During the COVID-19 pandemic fraudsters are using this opportunity to create fear amongst residents across California, according to a statement from the California Office of Emergency Services.
Many traditional financial crimes and schemes are now orchestrated through electronics. Now, more than ever people of all ages, including the elderly can be victimized by these criminals.
The newest plot line in these online crimes, include California contact tracers.
What is a contact tracer?
To mitigate the spread of COVID-19, California Governor Gavin Newsom launched “California Connected,” the state’s comprehensive contact tracing program and public awareness campaign.
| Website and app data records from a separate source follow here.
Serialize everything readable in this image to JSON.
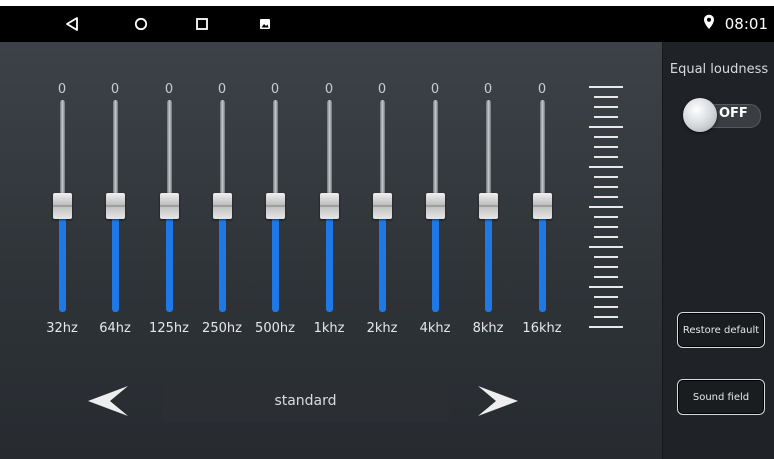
{
  "status_bar": {
    "nav_icons": [
      "back-icon",
      "home-icon",
      "recents-icon",
      "gallery-icon"
    ],
    "location_icon": "location-pin-icon",
    "time": "08:01"
  },
  "equalizer": {
    "bands": [
      {
        "value": "0",
        "freq": "32hz",
        "level": 0.5
      },
      {
        "value": "0",
        "freq": "64hz",
        "level": 0.5
      },
      {
        "value": "0",
        "freq": "125hz",
        "level": 0.5
      },
      {
        "value": "0",
        "freq": "250hz",
        "level": 0.5
      },
      {
        "value": "0",
        "freq": "500hz",
        "level": 0.5
      },
      {
        "value": "0",
        "freq": "1khz",
        "level": 0.5
      },
      {
        "value": "0",
        "freq": "2khz",
        "level": 0.5
      },
      {
        "value": "0",
        "freq": "4khz",
        "level": 0.5
      },
      {
        "value": "0",
        "freq": "8khz",
        "level": 0.5
      },
      {
        "value": "0",
        "freq": "16khz",
        "level": 0.5
      }
    ],
    "preset": "standard"
  },
  "side_panel": {
    "equal_loudness_label": "Equal loudness",
    "toggle_state": "OFF",
    "restore_default_label": "Restore default",
    "sound_field_label": "Sound field"
  },
  "colors": {
    "fill_blue": "#1e78e6",
    "panel_dark": "#1f2327"
  }
}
A contact tracer from the local health department might call if you’ve been exposed to COVID-19. Under this program, public health representatives will telephonically interact with those who have tested positive, alert anyone that may have been exposed, and keep personally identifiable information confidential.
How to spot a scam/er?
Real contact tracers won’t ask you for money.
- Only scammers insist on payment by gift card, money transfer, or cryptocurrency.
- Contact tracing doesn’t require your bank account or credit card number. Never share account information with anybody who contacts you asking for it.
- Legitimate contact tracers will never ask for your Social Security number. Never give any part of your Social Security number to anyone who contacts you.
- Your immigration status doesn’t matter for contact tracing, so real tracers won’t ask. If they do, you can bet it’s a scam.
- Do not click on a link in a text or email. Doing so can download malware onto your device.
- Be wary of suspicious emails, phone calls, and text messages. Contact your local health department to verify that the call or messages are valid, think before clicking on any links, and be aware of suspicious attachments.